So would a large 20,000+ housing association be processing as much data as a small hospital?  Would it cover a broader geographic area?  Might it processes and equally broad range of data?  In many cases I think it quite likely.  Would a large premier league football club be processing as much and as varied data over as broad a geographic area as an insurance company?  In my 15+ years’ experience working in the football sectors I can think of numerous examples where it would.

Regular and Systematic Monitoring

WP29 break this down into “regular” and “systematic” and gives some examples of data processing activities that it considers would be caught by this qualification criteria.  Email retargeting, profiling and scoring for the purposes of risk assessment, closed circuit television, and the use of connected devices such as smart meters and home automation are all cited as examples of regular and systematic monitoring likely to fall within the scope of the GDPR requirement for a mandatory DPO.  The interpretation of what might be regular and also what might be systematic are broad based and WP29 advises against narrowly interpreting “monitoring” to mean online.

Special Categories of data and data relating to criminal convictions and offences

WP29 concludes that there is a typo in GDPR suggesting that “the processing of special categories of data pursuant to Article 9, and personal data relating to criminal convictions and offences set out in in Article 10” should be read as saying “or” rather than “and”.  So if you’re an organisation offering care services, or re-housing offenders, or handling large volumes of special categories of data – then again you may well be caught by this interpretation of the provision.

The purpose of the DPO

As a final qualification criteria to be considered in an individual assessment the guidance contains a powerful sentence providing an overall steer as to why you may elect to appoint a DPO in borderline cases advising that where individuals have, “little or no choice over whether and how their data will be processed (they) may thus require the additional protection that the designation of a DPO can bring.”  A very clear steer regarding the role of the DPO.

We have long considered good data governance to be a source of commercial competitive advantage and if the DPO is doing the role envisaged by GDPR, then this will provide assurance to data subjects.

Conclusion

Rolling this all together and considering the way forward, it seems highly likely to us that many of our clients may well be caught by the qualification criteria on a number of counts.  For example in the case of social housing providers:
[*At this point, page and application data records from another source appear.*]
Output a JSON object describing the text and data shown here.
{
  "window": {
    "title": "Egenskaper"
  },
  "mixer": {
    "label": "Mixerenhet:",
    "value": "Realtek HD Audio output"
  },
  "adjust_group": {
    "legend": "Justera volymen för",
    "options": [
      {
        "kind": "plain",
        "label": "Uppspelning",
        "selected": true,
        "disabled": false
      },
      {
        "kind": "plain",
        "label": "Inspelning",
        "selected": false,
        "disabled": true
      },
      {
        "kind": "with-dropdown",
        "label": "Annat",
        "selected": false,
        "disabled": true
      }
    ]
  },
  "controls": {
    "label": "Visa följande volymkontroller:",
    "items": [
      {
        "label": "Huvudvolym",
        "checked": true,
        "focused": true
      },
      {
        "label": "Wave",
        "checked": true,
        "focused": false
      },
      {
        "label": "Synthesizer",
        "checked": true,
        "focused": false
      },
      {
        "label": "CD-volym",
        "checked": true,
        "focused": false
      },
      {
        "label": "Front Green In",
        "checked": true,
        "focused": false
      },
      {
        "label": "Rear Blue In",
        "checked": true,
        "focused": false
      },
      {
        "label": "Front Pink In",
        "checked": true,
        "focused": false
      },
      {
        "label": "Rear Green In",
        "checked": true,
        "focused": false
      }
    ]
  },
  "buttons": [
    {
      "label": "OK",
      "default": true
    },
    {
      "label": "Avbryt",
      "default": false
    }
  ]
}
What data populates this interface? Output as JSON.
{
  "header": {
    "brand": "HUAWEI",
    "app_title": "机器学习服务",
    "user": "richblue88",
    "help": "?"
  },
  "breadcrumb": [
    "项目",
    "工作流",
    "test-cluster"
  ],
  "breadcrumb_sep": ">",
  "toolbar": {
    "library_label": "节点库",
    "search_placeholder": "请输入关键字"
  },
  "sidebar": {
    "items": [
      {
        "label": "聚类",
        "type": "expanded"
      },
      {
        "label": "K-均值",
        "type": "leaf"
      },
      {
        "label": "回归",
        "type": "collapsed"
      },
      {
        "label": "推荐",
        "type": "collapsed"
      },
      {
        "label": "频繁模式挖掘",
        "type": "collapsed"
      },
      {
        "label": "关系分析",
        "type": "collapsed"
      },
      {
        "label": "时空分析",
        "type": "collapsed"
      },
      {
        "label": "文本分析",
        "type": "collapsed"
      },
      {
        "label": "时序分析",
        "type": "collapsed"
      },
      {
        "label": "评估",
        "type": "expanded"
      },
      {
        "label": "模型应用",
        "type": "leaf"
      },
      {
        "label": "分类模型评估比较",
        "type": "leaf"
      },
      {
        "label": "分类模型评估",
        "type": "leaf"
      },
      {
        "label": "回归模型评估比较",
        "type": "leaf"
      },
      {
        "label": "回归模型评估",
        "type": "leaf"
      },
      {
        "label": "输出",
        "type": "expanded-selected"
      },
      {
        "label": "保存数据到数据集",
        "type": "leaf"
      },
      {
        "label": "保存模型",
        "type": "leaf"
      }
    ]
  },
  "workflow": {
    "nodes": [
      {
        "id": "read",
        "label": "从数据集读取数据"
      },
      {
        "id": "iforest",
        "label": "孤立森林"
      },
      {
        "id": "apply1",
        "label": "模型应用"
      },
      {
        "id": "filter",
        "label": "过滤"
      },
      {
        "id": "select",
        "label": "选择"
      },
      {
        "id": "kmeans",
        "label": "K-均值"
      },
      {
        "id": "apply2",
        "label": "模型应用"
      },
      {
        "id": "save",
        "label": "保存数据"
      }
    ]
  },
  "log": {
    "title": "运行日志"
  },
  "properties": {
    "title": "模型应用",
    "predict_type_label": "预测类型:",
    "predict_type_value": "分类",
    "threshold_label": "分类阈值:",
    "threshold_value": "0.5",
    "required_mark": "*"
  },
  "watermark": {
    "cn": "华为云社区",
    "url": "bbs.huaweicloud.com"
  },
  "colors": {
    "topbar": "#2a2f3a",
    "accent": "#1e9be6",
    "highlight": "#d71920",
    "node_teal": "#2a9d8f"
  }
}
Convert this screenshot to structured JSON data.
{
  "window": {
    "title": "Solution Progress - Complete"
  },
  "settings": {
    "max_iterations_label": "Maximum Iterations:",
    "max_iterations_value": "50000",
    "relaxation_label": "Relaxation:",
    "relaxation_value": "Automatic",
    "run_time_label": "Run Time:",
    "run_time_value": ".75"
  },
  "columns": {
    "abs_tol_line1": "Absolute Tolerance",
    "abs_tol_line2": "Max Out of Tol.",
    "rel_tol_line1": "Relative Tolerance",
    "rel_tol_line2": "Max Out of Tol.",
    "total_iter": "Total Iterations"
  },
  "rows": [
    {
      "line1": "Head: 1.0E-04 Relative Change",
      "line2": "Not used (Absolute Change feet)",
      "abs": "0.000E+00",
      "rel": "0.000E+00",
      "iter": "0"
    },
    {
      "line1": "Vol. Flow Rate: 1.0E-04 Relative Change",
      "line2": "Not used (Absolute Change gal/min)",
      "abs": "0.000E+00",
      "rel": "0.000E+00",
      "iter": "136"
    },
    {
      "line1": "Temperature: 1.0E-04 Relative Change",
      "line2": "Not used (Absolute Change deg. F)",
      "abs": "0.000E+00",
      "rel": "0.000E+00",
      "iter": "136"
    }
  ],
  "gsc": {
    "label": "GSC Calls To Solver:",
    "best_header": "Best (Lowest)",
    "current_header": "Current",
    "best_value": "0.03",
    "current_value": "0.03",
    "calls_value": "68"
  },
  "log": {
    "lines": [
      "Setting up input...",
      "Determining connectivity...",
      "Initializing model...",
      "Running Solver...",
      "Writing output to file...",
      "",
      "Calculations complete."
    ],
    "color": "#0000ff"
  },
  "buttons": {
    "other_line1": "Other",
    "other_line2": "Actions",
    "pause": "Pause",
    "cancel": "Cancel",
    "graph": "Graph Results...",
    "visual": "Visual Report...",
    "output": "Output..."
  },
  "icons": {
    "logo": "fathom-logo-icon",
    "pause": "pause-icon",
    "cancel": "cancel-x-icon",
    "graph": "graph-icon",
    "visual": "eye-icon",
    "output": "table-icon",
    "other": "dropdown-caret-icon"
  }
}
  1. a) May be deemed public bodies;
  2. b) May be processing a sufficiently large and varied volume of data as a core activity;
  3. c) May well be using profiling to risk assess rental arrears;
  4. d) May be processing special categories of personal data on a sufficiently large scale.

First job is to undertake a deep dive into your operations and document your findings as recommended by WP29. If after this exercise has been completed there is evidence that the criteria points will be met, meaning that a DPO may be mandatory, our advice is to set about determining how best to fill the role: internal expert resource or a bought-in specialist.  The last thing you need is to be under pressure in 2017 to find a DPO who meets the expectations of the GDPR.

Philip Brining

DPP

Data Protection People are expert data protection consultants based in Leeds.

[1] Article 29 Data Protection Working Party Guidelines on Data Protection Officers 13/12/2016 accessed on 19/12/2016 from http://ec.europa.eu/information_society/newsroom/image/document/2016-51/wp243_en_40855.pdf

[2] Except for courts acting in their judicial capacity